Summing up. Normally there would be a review of a read here but I felt this would be more appropriate for today. Not to worry, I literally have hundreds remaining in my ‘To Be Read’ pile and am moving along.
I’m also going to try something a bit new here.
(Cue Entry Music!!!) ‘A POLL’
I’m leaving it open for a week. We’ll see if the number of responses merit a future blog posting. Feel invited to share this as it is likely the only way to get semi-objective in our world views. (Now that is pompous)
There should be an option for not considering the reviews at all, but basing the choice to read upon the description/blurb.
I would have Edward except it was outside the scope of the question. The question in it’s most basic is at what numbers level do we begin to view the reviews and ratings as false.
Can’t participate in the poll because it isn’t about numbers for me. Rather, it’s the quality of the reviews themselves. (Yes, I actually read them. Not all, but I definitely spot-check throughout the time period.) I mostly don’t care about positive or negative categories regarding book reviews. That’s because one person’s “positive” (let’s say, sex scenes) might be a negative for me. Or maybe someone has down-rated a book because of a critique of battle scenes which I don’t really care about. I read the reviews to see if my likes/dislikes line up with the reviewer’s.

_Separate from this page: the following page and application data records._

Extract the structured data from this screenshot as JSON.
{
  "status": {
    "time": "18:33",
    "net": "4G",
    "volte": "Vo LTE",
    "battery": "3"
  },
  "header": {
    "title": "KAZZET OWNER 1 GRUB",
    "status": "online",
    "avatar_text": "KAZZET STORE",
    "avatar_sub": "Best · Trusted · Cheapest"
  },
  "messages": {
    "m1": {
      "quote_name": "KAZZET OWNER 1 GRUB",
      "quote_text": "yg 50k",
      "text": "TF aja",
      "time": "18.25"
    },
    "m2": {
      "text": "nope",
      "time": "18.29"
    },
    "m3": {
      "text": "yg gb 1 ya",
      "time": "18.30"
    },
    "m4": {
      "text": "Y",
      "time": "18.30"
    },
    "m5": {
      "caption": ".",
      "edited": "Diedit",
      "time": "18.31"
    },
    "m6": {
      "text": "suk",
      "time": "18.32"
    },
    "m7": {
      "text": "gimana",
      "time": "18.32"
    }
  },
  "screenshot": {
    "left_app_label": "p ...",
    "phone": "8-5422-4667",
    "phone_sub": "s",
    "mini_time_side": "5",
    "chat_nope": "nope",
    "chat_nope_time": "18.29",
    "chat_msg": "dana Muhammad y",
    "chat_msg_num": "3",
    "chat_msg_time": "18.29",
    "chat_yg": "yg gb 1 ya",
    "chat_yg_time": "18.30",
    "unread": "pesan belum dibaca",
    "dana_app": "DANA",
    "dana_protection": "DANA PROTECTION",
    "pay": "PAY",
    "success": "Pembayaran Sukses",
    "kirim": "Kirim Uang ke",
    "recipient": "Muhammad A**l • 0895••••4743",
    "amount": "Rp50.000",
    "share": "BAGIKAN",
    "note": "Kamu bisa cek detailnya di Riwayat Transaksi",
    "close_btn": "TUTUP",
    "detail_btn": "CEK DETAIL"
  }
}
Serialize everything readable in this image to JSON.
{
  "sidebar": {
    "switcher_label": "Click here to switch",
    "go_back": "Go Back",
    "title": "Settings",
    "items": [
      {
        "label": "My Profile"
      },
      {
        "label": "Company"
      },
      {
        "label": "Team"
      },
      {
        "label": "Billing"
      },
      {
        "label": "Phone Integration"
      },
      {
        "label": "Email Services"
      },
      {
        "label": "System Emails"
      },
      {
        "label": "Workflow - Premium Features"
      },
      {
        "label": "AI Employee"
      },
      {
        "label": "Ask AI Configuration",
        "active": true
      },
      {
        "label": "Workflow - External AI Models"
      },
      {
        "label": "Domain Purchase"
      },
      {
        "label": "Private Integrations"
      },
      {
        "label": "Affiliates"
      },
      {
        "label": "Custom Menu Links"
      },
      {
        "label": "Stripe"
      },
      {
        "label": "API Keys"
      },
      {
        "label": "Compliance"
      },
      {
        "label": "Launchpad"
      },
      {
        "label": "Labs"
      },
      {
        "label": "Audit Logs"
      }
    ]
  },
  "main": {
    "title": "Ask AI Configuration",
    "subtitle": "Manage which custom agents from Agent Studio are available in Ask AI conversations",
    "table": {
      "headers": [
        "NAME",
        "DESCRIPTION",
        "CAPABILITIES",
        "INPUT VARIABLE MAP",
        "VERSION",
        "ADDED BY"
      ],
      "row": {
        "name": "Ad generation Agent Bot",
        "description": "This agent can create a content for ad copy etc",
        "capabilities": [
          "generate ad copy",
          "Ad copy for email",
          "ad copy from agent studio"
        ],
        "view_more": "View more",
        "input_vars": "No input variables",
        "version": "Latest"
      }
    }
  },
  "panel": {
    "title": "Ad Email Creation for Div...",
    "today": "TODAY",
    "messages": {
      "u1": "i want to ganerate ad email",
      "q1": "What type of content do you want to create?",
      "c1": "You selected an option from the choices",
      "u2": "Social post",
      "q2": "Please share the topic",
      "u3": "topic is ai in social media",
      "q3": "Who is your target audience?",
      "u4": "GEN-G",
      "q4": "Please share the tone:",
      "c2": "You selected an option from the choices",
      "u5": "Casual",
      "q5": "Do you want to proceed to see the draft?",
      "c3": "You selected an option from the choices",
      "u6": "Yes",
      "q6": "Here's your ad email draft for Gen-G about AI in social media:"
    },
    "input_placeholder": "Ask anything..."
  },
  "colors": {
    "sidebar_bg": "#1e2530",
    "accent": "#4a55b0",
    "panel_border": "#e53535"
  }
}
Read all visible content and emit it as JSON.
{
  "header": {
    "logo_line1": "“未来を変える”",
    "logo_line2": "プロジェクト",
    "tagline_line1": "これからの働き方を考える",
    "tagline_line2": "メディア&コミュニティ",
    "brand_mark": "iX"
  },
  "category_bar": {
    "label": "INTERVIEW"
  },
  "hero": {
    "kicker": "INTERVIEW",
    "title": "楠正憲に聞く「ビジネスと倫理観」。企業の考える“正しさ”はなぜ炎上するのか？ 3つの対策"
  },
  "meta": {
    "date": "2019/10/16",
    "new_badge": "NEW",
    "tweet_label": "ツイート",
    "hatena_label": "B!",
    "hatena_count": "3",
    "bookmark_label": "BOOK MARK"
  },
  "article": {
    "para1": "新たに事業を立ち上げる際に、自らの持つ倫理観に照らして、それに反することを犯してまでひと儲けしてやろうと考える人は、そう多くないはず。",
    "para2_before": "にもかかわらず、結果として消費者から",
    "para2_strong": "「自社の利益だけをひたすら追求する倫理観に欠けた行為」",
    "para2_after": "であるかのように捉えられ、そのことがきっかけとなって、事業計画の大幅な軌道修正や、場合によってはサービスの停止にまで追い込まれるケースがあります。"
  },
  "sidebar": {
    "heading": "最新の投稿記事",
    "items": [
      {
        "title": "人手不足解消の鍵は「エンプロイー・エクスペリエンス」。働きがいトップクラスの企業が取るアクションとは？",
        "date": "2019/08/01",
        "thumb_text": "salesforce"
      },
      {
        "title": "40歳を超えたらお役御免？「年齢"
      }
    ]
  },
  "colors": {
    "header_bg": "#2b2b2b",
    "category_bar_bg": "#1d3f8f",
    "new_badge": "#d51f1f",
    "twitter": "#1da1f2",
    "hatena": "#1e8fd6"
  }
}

Fair disclosure: I’m an Amazon Vine Voice and I got that way by doing a lot of reviews. I don’t get paid for reviews and I no longer get freebies as part of the Vine program (my choice). I only review stuff I’ve actually purchased and used/read. For the most part, I don’t review books. I’m an extremely picky reader and probably 80% of my reviews would be negative so I don’t feel that’s fair to authors. Additionally, writing negative reviews usually hurts your standing as a reviewer — not that I care about that any more, but it is a fact — which may be another reason why positive reviews are more prevalent. For example, the first time I reviewed a book, I eviscerated it and gave plenty of examples of my problems with the book. The result was my worst-rated review of all time. (Not sure if the author sent her goons to down-vote but I prefer to surmise that it’s just something inherent in negative reviews.)
So…. it’s a complicated question with no straight answers easily categorized in a 3-choice poll. 🙂
The question is really straight forward. It is merely asking where in the number spectrum you would start to question whether fraudulent or inflated reviews are starting to accumulate. It is not meant as a judgement just a purely academic and statistically based exercise. You would expect something put out by the big 6 to have tons (same definition as in the post) of rants, reviews and ratings. Those sources have herds (similar loose definition as tons) of minions poised to generate as much buzz as possible to please stock-holders, boards and CEOs. When similar huge numbers start to hit Indie and Self-pubs I really start to wonder…
I have already stated that I tend to find something positive in anything I read to completion and I always post the reviews I write. If I didn’t like something and can find no redeeming qualities then it gets the review of silence to reduce the ‘buzz-carry’ effect.
The 3 choice poll represents the entire number spectrum to where a person’s disbelief resides.
Let me clear something up about the poll. If your answer is that you don’t care or give any credence to the reviews and ratings that would place your answer at less than 50. If you read the reviews, notice ratings, then you have an answer to when your BS detector starts alarming and it lives somewhere on that spectrum.